The Obama administration's proposed carbon rule for existing power plants will require more natural gas pipelines to ensure reliable electricity service, federal energy regulators warned lawmakers on Tuesday.
Members of the Federal Energy Regulatory Commission told a House subcommittee that it is too soon to know the exact impacts of the rule, because states will be left to draw up their own implementation plans.
Yet, Acting Chairman Cheryl LaFleur said the rule's expectation of greater gas use, to about 30 percent of U.S. generation, poses transmission challenges in the coming years.
SAN FRANCISCO (AP) — Top California regulators communicated often and enthusiastically with executives at Pacific Gas & Electric Co., even offering unsolicited advice on handling the media while they presided over a case to decide how much the utility should pay for a deadly explosion in a San Francisco Bay Area suburb, according to a trove of emails released Monday.
The 7,000 pages of emails between leaders at PG&E and California Public Utilities Commission President Michael Peevey and his staff were released as the result of a lawsuit filed by the city of San Bruno.
The Environmental Protection Agency's voluntary program to reduce leaks of the potent greenhouse gas methane from natural gas systems has had limited success in cutting emissions from aging local distribution systems, and officials should consider direct regulation, its internal watchdog reported Friday.
EPA Inspector General Arthur A. Elkins, Jr. said in the report that the Natural Gas STAR program has been held back by factors at the distribution stage, including market disincentives for companies to fix leaks that are costing consumers an estimated $192 million annually.

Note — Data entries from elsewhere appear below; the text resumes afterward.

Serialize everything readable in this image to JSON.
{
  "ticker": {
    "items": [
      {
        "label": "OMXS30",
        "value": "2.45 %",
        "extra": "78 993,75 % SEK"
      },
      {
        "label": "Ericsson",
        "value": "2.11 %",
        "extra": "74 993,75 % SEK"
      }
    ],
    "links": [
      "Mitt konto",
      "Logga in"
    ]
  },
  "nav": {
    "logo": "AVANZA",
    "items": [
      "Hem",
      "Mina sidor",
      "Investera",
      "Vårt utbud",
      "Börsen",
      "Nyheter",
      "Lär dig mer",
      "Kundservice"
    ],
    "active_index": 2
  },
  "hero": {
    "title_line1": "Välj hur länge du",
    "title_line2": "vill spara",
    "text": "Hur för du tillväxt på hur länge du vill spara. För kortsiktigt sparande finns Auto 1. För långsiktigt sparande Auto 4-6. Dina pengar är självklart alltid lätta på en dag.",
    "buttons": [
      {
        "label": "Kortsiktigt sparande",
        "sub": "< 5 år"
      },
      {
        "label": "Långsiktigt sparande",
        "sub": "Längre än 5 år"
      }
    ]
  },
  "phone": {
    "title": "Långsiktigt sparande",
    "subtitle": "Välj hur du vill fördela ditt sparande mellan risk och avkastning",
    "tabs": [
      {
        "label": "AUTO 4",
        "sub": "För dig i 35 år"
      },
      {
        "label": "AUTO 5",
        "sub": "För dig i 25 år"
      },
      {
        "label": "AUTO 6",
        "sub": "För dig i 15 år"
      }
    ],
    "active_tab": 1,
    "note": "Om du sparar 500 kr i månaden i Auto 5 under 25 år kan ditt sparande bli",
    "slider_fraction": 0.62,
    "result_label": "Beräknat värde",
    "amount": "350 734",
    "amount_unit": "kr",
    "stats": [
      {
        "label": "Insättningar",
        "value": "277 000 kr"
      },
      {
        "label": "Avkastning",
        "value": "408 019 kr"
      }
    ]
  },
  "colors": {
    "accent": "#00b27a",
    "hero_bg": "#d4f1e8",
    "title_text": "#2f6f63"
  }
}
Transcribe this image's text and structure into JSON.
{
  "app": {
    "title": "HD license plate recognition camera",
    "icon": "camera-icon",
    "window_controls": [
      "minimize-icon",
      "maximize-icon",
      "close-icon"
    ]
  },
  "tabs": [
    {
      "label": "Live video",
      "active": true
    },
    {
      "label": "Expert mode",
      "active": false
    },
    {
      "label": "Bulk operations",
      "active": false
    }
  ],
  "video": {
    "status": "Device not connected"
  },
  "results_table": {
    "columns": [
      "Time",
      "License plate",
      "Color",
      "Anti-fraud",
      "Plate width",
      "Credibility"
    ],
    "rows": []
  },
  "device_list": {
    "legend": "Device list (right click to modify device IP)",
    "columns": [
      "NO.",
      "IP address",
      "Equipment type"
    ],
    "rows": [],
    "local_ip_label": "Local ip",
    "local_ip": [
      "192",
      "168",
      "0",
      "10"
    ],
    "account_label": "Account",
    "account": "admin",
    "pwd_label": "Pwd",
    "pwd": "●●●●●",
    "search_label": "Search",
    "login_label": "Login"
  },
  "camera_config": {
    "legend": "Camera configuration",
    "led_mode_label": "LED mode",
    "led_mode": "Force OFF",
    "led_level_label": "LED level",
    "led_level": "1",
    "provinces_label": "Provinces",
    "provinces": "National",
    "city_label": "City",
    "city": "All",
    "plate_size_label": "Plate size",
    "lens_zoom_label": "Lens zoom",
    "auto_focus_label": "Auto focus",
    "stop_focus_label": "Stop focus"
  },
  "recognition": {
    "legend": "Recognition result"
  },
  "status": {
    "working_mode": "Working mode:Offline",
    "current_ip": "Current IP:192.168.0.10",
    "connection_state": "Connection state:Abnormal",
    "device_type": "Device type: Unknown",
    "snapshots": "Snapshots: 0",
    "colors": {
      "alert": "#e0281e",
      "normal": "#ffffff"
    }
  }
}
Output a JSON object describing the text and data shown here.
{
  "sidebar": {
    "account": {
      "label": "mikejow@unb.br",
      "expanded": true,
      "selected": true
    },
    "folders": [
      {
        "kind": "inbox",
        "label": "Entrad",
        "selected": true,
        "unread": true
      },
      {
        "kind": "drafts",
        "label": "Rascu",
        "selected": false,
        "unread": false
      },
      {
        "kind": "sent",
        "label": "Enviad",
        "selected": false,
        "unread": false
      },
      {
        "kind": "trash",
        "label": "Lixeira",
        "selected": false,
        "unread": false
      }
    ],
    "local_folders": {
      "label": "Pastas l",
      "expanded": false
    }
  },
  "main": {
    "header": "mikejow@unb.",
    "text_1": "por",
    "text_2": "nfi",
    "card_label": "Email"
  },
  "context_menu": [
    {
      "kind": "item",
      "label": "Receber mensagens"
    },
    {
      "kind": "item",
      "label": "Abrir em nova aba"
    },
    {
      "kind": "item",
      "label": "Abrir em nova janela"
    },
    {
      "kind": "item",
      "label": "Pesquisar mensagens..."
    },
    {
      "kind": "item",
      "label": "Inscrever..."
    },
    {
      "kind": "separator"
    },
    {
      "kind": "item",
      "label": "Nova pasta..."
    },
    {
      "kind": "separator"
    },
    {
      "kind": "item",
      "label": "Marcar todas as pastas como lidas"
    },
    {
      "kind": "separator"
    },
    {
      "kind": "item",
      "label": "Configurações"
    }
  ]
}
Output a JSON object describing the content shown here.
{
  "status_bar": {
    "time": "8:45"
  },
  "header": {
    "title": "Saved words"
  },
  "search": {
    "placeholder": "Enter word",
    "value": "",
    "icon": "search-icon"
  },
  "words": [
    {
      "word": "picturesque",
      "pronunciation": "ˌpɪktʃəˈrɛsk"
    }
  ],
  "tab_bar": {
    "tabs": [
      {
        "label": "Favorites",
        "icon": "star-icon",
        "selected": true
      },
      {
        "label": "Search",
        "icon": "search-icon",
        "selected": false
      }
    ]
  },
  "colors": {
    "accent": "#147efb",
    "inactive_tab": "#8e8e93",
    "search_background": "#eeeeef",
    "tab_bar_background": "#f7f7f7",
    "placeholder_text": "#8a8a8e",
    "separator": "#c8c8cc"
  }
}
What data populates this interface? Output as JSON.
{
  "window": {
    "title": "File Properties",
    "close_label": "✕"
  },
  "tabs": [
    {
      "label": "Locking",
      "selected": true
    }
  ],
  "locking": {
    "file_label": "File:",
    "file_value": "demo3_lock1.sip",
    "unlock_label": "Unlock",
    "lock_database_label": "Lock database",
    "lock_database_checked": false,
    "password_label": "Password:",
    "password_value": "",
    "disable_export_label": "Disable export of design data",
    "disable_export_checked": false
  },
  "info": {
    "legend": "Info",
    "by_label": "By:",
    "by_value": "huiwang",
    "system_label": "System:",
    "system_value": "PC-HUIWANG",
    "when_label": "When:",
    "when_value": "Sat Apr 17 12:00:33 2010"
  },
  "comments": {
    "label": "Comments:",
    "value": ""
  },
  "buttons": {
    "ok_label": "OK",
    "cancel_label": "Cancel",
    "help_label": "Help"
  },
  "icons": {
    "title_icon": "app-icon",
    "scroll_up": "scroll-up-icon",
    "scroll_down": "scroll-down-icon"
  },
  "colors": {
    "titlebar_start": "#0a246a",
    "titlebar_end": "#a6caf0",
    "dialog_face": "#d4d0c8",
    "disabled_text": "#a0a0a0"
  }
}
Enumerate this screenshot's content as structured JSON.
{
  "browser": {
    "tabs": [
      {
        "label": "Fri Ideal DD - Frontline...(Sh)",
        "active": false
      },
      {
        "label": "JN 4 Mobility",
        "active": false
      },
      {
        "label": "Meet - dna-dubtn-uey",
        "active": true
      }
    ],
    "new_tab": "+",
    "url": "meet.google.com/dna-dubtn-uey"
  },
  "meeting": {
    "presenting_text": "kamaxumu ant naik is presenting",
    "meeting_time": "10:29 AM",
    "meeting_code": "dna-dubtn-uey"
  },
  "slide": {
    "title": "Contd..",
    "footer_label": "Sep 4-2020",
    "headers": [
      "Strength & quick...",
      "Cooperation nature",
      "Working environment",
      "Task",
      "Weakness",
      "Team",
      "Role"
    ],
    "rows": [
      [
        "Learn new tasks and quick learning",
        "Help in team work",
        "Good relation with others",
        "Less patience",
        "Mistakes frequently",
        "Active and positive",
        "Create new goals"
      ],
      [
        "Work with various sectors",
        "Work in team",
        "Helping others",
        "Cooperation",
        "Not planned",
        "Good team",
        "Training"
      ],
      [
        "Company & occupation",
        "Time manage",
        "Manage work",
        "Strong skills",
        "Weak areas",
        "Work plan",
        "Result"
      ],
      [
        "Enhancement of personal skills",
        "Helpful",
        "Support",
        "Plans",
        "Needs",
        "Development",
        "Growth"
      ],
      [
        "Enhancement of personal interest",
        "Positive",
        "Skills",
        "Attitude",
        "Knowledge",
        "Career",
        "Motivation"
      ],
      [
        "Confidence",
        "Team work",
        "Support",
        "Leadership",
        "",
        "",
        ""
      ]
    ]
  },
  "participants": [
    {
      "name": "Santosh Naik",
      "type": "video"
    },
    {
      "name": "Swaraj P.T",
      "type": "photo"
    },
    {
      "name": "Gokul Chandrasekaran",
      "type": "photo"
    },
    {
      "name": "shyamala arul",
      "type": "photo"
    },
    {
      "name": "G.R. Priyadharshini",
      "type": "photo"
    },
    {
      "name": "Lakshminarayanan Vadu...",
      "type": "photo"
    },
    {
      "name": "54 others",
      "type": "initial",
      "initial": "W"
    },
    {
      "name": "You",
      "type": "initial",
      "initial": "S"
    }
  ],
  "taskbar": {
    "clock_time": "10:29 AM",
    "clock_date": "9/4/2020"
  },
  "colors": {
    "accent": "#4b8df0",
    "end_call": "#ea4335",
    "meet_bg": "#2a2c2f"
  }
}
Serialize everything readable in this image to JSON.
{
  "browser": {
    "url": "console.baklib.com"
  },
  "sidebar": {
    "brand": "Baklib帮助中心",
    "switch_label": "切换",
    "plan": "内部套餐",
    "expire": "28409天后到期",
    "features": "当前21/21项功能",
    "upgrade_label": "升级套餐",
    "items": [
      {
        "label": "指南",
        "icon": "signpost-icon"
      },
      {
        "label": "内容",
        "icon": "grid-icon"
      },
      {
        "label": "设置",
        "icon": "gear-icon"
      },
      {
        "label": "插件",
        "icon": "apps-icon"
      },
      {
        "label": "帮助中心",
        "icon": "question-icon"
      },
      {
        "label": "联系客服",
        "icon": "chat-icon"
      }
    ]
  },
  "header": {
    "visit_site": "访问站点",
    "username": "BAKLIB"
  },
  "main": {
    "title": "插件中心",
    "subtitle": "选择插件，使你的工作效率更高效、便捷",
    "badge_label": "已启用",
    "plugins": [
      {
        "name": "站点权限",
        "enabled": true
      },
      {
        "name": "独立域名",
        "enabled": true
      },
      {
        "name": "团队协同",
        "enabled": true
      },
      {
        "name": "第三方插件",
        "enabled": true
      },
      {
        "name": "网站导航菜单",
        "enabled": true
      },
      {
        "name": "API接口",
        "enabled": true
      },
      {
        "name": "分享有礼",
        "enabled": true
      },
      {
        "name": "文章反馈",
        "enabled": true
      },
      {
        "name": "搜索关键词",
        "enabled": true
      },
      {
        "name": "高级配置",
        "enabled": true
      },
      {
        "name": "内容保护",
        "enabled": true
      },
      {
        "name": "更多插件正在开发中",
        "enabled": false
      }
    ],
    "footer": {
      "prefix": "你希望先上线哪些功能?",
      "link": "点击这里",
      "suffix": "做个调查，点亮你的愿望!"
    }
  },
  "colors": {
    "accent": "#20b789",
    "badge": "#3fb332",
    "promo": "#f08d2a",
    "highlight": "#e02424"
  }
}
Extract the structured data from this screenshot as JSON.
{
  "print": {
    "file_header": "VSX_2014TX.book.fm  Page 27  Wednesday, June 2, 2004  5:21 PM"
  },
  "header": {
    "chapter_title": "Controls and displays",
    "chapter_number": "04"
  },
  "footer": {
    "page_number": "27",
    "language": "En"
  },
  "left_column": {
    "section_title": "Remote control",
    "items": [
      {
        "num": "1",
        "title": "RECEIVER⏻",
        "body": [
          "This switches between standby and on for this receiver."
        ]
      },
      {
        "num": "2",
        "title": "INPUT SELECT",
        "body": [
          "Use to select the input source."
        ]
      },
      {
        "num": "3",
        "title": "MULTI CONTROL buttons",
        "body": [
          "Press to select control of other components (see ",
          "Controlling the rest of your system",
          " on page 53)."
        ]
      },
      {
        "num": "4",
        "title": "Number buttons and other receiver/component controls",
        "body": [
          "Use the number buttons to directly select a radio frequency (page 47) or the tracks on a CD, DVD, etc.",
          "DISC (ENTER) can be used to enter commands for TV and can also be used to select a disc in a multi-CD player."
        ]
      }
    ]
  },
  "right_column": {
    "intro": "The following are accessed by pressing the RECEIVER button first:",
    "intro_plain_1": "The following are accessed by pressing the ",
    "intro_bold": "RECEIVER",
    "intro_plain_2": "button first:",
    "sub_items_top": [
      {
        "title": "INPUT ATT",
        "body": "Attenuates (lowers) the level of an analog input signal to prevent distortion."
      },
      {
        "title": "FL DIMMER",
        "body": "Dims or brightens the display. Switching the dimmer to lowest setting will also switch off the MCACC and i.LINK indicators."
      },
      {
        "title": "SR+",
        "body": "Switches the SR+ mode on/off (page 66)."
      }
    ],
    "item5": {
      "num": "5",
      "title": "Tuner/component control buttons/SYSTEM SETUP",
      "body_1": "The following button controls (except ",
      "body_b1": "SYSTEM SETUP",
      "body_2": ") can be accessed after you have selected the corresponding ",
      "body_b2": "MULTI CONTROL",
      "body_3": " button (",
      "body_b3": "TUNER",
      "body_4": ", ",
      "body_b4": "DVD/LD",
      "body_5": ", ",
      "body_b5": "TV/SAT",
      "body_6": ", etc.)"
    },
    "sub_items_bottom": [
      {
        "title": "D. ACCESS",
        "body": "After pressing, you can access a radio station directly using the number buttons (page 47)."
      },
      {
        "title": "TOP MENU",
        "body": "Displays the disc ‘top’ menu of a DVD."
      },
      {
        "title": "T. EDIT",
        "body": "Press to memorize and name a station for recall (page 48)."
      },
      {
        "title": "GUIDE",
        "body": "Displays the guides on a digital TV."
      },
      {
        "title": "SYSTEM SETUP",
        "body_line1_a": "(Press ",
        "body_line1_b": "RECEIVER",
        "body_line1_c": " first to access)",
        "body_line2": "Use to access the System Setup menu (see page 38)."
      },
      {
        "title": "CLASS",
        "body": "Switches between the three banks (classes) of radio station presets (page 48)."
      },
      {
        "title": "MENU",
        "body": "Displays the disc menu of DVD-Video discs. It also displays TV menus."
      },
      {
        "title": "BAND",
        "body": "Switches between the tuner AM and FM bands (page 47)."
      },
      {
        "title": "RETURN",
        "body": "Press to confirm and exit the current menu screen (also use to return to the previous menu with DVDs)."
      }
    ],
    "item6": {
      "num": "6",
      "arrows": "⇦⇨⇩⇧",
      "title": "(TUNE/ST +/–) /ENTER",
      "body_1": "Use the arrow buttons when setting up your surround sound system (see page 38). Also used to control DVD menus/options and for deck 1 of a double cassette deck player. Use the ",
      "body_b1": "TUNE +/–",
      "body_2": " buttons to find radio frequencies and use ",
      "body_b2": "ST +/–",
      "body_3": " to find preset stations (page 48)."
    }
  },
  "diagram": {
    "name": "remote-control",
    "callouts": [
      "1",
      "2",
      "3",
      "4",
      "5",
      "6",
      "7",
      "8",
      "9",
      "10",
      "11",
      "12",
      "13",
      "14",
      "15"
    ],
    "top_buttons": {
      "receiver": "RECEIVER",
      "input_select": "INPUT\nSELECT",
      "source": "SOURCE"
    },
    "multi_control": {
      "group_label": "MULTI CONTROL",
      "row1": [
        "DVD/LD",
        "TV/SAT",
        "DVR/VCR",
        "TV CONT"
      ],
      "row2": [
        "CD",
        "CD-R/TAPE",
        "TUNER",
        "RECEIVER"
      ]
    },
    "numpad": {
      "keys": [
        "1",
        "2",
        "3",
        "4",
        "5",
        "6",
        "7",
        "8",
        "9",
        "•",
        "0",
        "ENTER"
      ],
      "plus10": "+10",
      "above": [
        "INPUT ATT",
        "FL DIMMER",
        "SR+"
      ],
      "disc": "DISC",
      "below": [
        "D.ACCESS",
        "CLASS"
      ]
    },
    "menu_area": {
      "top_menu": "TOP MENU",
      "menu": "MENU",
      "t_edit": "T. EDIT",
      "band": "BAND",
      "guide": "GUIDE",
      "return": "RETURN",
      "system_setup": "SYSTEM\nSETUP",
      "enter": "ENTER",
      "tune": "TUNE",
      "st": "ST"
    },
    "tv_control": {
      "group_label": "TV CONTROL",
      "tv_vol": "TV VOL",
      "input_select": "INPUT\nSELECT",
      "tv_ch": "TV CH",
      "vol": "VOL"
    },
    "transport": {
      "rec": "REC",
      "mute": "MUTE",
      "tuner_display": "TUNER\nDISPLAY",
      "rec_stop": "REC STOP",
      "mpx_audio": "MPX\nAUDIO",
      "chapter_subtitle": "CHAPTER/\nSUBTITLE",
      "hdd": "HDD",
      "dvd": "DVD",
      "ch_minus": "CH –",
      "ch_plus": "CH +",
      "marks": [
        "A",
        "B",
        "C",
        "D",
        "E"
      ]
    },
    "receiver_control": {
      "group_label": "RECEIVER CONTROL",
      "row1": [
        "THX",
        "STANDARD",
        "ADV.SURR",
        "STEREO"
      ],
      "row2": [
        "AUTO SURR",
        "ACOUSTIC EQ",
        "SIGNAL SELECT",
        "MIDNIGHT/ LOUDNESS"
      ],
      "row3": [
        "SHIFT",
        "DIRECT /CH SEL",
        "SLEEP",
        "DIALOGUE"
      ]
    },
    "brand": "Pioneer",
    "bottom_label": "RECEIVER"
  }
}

The problems have the potential to undercut President Barack Obama's climate action plan, which seeks to curb methane as well as carbon dioxide.
At the current rate of work, it would take 30 years to repair and replace utilities’ aging natural gas pipelines around the country, but compressing that to 10 years would create more than 300,000 jobs and slash methane emissions, according to a report from the BlueGreen Alliance, FuelFix reports.
A 20 percent increase in revenue for Noble Energy in the second quarter on higher shale production wasn’t enough to sustain last year's profits, which fell 49 percent compared to the year-ago period, to $192 million, FuelFix reports, noting the company dropped $187 million on commodity derivatives.
HOUSTON (AP) — Breitburn Energy is buying QR Energy LP in a deal worth about $1.46 billion.
QR unitholders will receive approximately 72 million common units of Breitburn Energy Partners LP, or 0.9856 of a Breitburn unit, for each unit of QR Energy that they own. The consideration to be received by QR unitholders is valued at $22.48 per unit, a 19 percent premium to Wednesday's closing price of $18.87.
Shares of Houston's QR Energy were up more than 8 percent Thursday in premarket trading.
TOKYO (AP) — Japan's trade deficit surged to a record 7.6 trillion yen ($74.9 billion) in the first half of the year as exports failed to keep pace with surging imports, the Finance Ministry reported Thursday.
Japan's bulging import bill was partly due to a jump in demand as businesses and consumers stepped up purchases ahead of an April 1 increase in the sales tax to 8 percent from 5 percent.
Imports for the six months jumped 10 percent to 42.6 trillion yen ($420 billion) while exports rose 3.2 percent to 35.1 trillion yen ($346 billion), the preliminary data show.
The power substation in San Jose where a sniper attack last year raised concern about the security of the country’s grid has been breached again, according to Pacific Gas and Electric, which said thieves cut through a fence and stole some equipment, The New York Times reports.
A corn ethanol plant at the Port of Indiana-Mount Vernon, which Valero Energy Corp. bought in March, has restarted, FuelFix reports. It is expected to boost the company’s output to 1.3 billion gallons a year, making Valero the country’s third-largest ethanol producer.
Oil looks set to finish out the week higher in the wake of another positive piece of data on the U.S. economy, news of an unexpected rise in consumer confidence. West Texas Intermediate crude for October delivery was up 66 cents to $95.21 a barrel on the Nymex, while in London Brent crude settled 35 cents higher to $102.81, Bloomberg reports.
Fighting in Tripoli may have been escalating, but in the east of Libya, the key oil port of Es Sider is once again getting a flow of crude from oilfields after exports there resumed last week following a one-year hiatus, an official told The Wall Street Journal.
Sen. Mary Landrieu, D-La., listed her parents’ home in New Orleans as her address in filing last week to qualify for the ballot in Louisiana, prompting some critics to question her residency status, The Washington Post reports.
Clean Air Act violations for the release of phosgene, methyl chloride and oleum at a West Virginia facility between 2006 and 2010 will cost DuPont $1.3 million in fines, the Environmental Protection Agency and the Justice Department said in announcing a settlement, The Hill reports.
A project to build a big $25 billion water tunnel system in Northern California poses water quality problems to the Sacramento-San Joaquin River Delta and a possible threat to smelt and salmon, the Environmental Protection Agency said in a letter accompanying comments posted online, the Los Angeles Times reports.